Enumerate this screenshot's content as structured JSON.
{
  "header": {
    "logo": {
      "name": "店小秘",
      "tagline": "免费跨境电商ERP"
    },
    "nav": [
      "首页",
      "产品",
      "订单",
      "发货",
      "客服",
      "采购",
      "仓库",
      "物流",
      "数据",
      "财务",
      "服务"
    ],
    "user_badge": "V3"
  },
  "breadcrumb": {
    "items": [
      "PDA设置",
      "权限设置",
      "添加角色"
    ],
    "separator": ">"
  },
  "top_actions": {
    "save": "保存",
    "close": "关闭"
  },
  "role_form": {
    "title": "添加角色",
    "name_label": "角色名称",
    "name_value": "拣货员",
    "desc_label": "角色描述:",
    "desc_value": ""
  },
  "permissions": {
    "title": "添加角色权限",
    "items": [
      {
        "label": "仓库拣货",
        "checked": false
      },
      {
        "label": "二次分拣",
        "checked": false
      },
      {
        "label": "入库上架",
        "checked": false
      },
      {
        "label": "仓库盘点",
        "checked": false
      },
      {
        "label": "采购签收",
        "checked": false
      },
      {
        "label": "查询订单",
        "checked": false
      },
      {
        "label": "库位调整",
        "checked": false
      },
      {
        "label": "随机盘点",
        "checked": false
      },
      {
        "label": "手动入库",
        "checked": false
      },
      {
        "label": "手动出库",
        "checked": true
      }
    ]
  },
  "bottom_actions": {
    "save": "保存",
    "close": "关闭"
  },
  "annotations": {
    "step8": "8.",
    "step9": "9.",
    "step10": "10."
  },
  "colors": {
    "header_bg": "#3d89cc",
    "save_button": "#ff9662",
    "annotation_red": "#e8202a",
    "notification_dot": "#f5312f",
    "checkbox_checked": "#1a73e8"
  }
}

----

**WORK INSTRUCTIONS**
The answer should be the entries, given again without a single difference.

**OUTPUT FOR THIS TASK**
Enumerate this screenshot's content as structured JSON.
{
  "header": {
    "logo": {
      "name": "店小秘",
      "tagline": "免费跨境电商ERP"
    },
    "nav": [
      "首页",
      "产品",
      "订单",
      "发货",
      "客服",
      "采购",
      "仓库",
      "物流",
      "数据",
      "财务",
      "服务"
    ],
    "user_badge": "V3"
  },
  "breadcrumb": {
    "items": [
      "PDA设置",
      "权限设置",
      "添加角色"
    ],
    "separator": ">"
  },
  "top_actions": {
    "save": "保存",
    "close": "关闭"
  },
  "role_form": {
    "title": "添加角色",
    "name_label": "角色名称",
    "name_value": "拣货员",
    "desc_label": "角色描述:",
    "desc_value": ""
  },
  "permissions": {
    "title": "添加角色权限",
    "items": [
      {
        "label": "仓库拣货",
        "checked": false
      },
      {
        "label": "二次分拣",
        "checked": false
      },
      {
        "label": "入库上架",
        "checked": false
      },
      {
        "label": "仓库盘点",
        "checked": false
      },
      {
        "label": "采购签收",
        "checked": false
      },
      {
        "label": "查询订单",
        "checked": false
      },
      {
        "label": "库位调整",
        "checked": false
      },
      {
        "label": "随机盘点",
        "checked": false
      },
      {
        "label": "手动入库",
        "checked": false
      },
      {
        "label": "手动出库",
        "checked": true
      }
    ]
  },
  "bottom_actions": {
    "save": "保存",
    "close": "关闭"
  },
  "annotations": {
    "step8": "8.",
    "step9": "9.",
    "step10": "10."
  },
  "colors": {
    "header_bg": "#3d89cc",
    "save_button": "#ff9662",
    "annotation_red": "#e8202a",
    "notification_dot": "#f5312f",
    "checkbox_checked": "#1a73e8"
  }
}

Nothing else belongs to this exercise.